INSTRUCTIONS FOR THE TASK: In your answer, set down the records below exactly as they stand, omitting pictures.

DATA RECORDS:

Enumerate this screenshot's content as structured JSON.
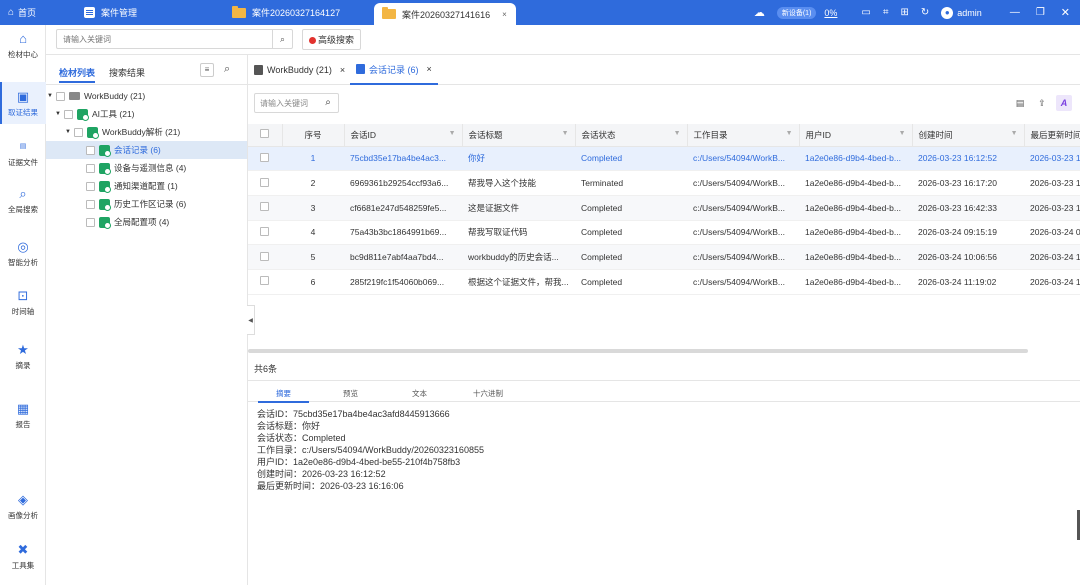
{
  "titlebar": {
    "home": "首页",
    "tabs": [
      {
        "label": "案件管理"
      },
      {
        "label": "案件20260327164127"
      },
      {
        "label": "案件20260327141616"
      }
    ],
    "close": "×",
    "new_device": "新设备(1)",
    "progress": "0%",
    "user": "admin"
  },
  "sidebar": {
    "items": [
      {
        "label": "检材中心",
        "icon": "home-icon"
      },
      {
        "label": "取证结果",
        "icon": "inbox-icon"
      },
      {
        "label": "证据文件",
        "icon": "file-icon"
      },
      {
        "label": "全局搜索",
        "icon": "search-icon"
      },
      {
        "label": "智能分析",
        "icon": "brain-icon"
      },
      {
        "label": "时间轴",
        "icon": "timeline-icon"
      },
      {
        "label": "摘录",
        "icon": "bookmark-icon"
      },
      {
        "label": "报告",
        "icon": "report-icon"
      },
      {
        "label": "画像分析",
        "icon": "profile-icon"
      },
      {
        "label": "工具集",
        "icon": "tools-icon"
      }
    ]
  },
  "search": {
    "placeholder": "请输入关键词",
    "advanced": "高级搜索"
  },
  "left_panel": {
    "tab_list": "检材列表",
    "tab_results": "搜索结果",
    "tree": [
      {
        "label": "WorkBuddy (21)"
      },
      {
        "label": "AI工具 (21)"
      },
      {
        "label": "WorkBuddy解析 (21)"
      },
      {
        "label": "会话记录 (6)"
      },
      {
        "label": "设备与遥测信息 (4)"
      },
      {
        "label": "通知渠道配置 (1)"
      },
      {
        "label": "历史工作区记录 (6)"
      },
      {
        "label": "全局配置项 (4)"
      }
    ]
  },
  "main": {
    "tabs": [
      {
        "label": "WorkBuddy (21)"
      },
      {
        "label": "会话记录 (6)"
      }
    ],
    "table_search_placeholder": "请输入关键词",
    "columns": [
      "序号",
      "会话ID",
      "会话标题",
      "会话状态",
      "工作目录",
      "用户ID",
      "创建时间",
      "最后更新时间"
    ],
    "rows": [
      {
        "no": "1",
        "id": "75cbd35e17ba4be4ac3...",
        "title": "你好",
        "status": "Completed",
        "dir": "c:/Users/54094/WorkB...",
        "uid": "1a2e0e86-d9b4-4bed-b...",
        "created": "2026-03-23 16:12:52",
        "updated": "2026-03-23 1"
      },
      {
        "no": "2",
        "id": "6969361b29254ccf93a6...",
        "title": "帮我导入这个技能",
        "status": "Terminated",
        "dir": "c:/Users/54094/WorkB...",
        "uid": "1a2e0e86-d9b4-4bed-b...",
        "created": "2026-03-23 16:17:20",
        "updated": "2026-03-23 1"
      },
      {
        "no": "3",
        "id": "cf6681e247d548259fe5...",
        "title": "这是证据文件",
        "status": "Completed",
        "dir": "c:/Users/54094/WorkB...",
        "uid": "1a2e0e86-d9b4-4bed-b...",
        "created": "2026-03-23 16:42:33",
        "updated": "2026-03-23 1"
      },
      {
        "no": "4",
        "id": "75a43b3bc1864991b69...",
        "title": "帮我写取证代码",
        "status": "Completed",
        "dir": "c:/Users/54094/WorkB...",
        "uid": "1a2e0e86-d9b4-4bed-b...",
        "created": "2026-03-24 09:15:19",
        "updated": "2026-03-24 0"
      },
      {
        "no": "5",
        "id": "bc9d811e7abf4aa7bd4...",
        "title": "workbuddy的历史会话...",
        "status": "Completed",
        "dir": "c:/Users/54094/WorkB...",
        "uid": "1a2e0e86-d9b4-4bed-b...",
        "created": "2026-03-24 10:06:56",
        "updated": "2026-03-24 1"
      },
      {
        "no": "6",
        "id": "285f219fc1f54060b069...",
        "title": "根据这个证据文件，帮我...",
        "status": "Completed",
        "dir": "c:/Users/54094/WorkB...",
        "uid": "1a2e0e86-d9b4-4bed-b...",
        "created": "2026-03-24 11:19:02",
        "updated": "2026-03-24 1"
      }
    ],
    "total": "共6条",
    "preview_tabs": [
      "摘要",
      "预览",
      "文本",
      "十六进制"
    ],
    "details": [
      "会话ID：75cbd35e17ba4be4ac3afd8445913666",
      "会话标题：你好",
      "会话状态：Completed",
      "工作目录：c:/Users/54094/WorkBuddy/20260323160855",
      "用户ID：1a2e0e86-d9b4-4bed-be55-210f4b758fb3",
      "创建时间：2026-03-23 16:12:52",
      "最后更新时间：2026-03-23 16:16:06"
    ]
  },
  "colors": {
    "accent": "#2f6bdc",
    "titlebar": "#2f6bdc",
    "selected_row": "#e8f0fd"
  }
}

RESULT FOR THIS TASK:
Enumerate this screenshot's content as structured JSON.
{
  "titlebar": {
    "home": "首页",
    "tabs": [
      {
        "label": "案件管理"
      },
      {
        "label": "案件20260327164127"
      },
      {
        "label": "案件20260327141616"
      }
    ],
    "close": "×",
    "new_device": "新设备(1)",
    "progress": "0%",
    "user": "admin"
  },
  "sidebar": {
    "items": [
      {
        "label": "检材中心",
        "icon": "home-icon"
      },
      {
        "label": "取证结果",
        "icon": "inbox-icon"
      },
      {
        "label": "证据文件",
        "icon": "file-icon"
      },
      {
        "label": "全局搜索",
        "icon": "search-icon"
      },
      {
        "label": "智能分析",
        "icon": "brain-icon"
      },
      {
        "label": "时间轴",
        "icon": "timeline-icon"
      },
      {
        "label": "摘录",
        "icon": "bookmark-icon"
      },
      {
        "label": "报告",
        "icon": "report-icon"
      },
      {
        "label": "画像分析",
        "icon": "profile-icon"
      },
      {
        "label": "工具集",
        "icon": "tools-icon"
      }
    ]
  },
  "search": {
    "placeholder": "请输入关键词",
    "advanced": "高级搜索"
  },
  "left_panel": {
    "tab_list": "检材列表",
    "tab_results": "搜索结果",
    "tree": [
      {
        "label": "WorkBuddy (21)"
      },
      {
        "label": "AI工具 (21)"
      },
      {
        "label": "WorkBuddy解析 (21)"
      },
      {
        "label": "会话记录 (6)"
      },
      {
        "label": "设备与遥测信息 (4)"
      },
      {
        "label": "通知渠道配置 (1)"
      },
      {
        "label": "历史工作区记录 (6)"
      },
      {
        "label": "全局配置项 (4)"
      }
    ]
  },
  "main": {
    "tabs": [
      {
        "label": "WorkBuddy (21)"
      },
      {
        "label": "会话记录 (6)"
      }
    ],
    "table_search_placeholder": "请输入关键词",
    "columns": [
      "序号",
      "会话ID",
      "会话标题",
      "会话状态",
      "工作目录",
      "用户ID",
      "创建时间",
      "最后更新时间"
    ],
    "rows": [
      {
        "no": "1",
        "id": "75cbd35e17ba4be4ac3...",
        "title": "你好",
        "status": "Completed",
        "dir": "c:/Users/54094/WorkB...",
        "uid": "1a2e0e86-d9b4-4bed-b...",
        "created": "2026-03-23 16:12:52",
        "updated": "2026-03-23 1"
      },
      {
        "no": "2",
        "id": "6969361b29254ccf93a6...",
        "title": "帮我导入这个技能",
        "status": "Terminated",
        "dir": "c:/Users/54094/WorkB...",
        "uid": "1a2e0e86-d9b4-4bed-b...",
        "created": "2026-03-23 16:17:20",
        "updated": "2026-03-23 1"
      },
      {
        "no": "3",
        "id": "cf6681e247d548259fe5...",
        "title": "这是证据文件",
        "status": "Completed",
        "dir": "c:/Users/54094/WorkB...",
        "uid": "1a2e0e86-d9b4-4bed-b...",
        "created": "2026-03-23 16:42:33",
        "updated": "2026-03-23 1"
      },
      {
        "no": "4",
        "id": "75a43b3bc1864991b69...",
        "title": "帮我写取证代码",
        "status": "Completed",
        "dir": "c:/Users/54094/WorkB...",
        "uid": "1a2e0e86-d9b4-4bed-b...",
        "created": "2026-03-24 09:15:19",
        "updated": "2026-03-24 0"
      },
      {
        "no": "5",
        "id": "bc9d811e7abf4aa7bd4...",
        "title": "workbuddy的历史会话...",
        "status": "Completed",
        "dir": "c:/Users/54094/WorkB...",
        "uid": "1a2e0e86-d9b4-4bed-b...",
        "created": "2026-03-24 10:06:56",
        "updated": "2026-03-24 1"
      },
      {
        "no": "6",
        "id": "285f219fc1f54060b069...",
        "title": "根据这个证据文件，帮我...",
        "status": "Completed",
        "dir": "c:/Users/54094/WorkB...",
        "uid": "1a2e0e86-d9b4-4bed-b...",
        "created": "2026-03-24 11:19:02",
        "updated": "2026-03-24 1"
      }
    ],
    "total": "共6条",
    "preview_tabs": [
      "摘要",
      "预览",
      "文本",
      "十六进制"
    ],
    "details": [
      "会话ID：75cbd35e17ba4be4ac3afd8445913666",
      "会话标题：你好",
      "会话状态：Completed",
      "工作目录：c:/Users/54094/WorkBuddy/20260323160855",
      "用户ID：1a2e0e86-d9b4-4bed-be55-210f4b758fb3",
      "创建时间：2026-03-23 16:12:52",
      "最后更新时间：2026-03-23 16:16:06"
    ]
  },
  "colors": {
    "accent": "#2f6bdc",
    "titlebar": "#2f6bdc",
    "selected_row": "#e8f0fd"
  }
}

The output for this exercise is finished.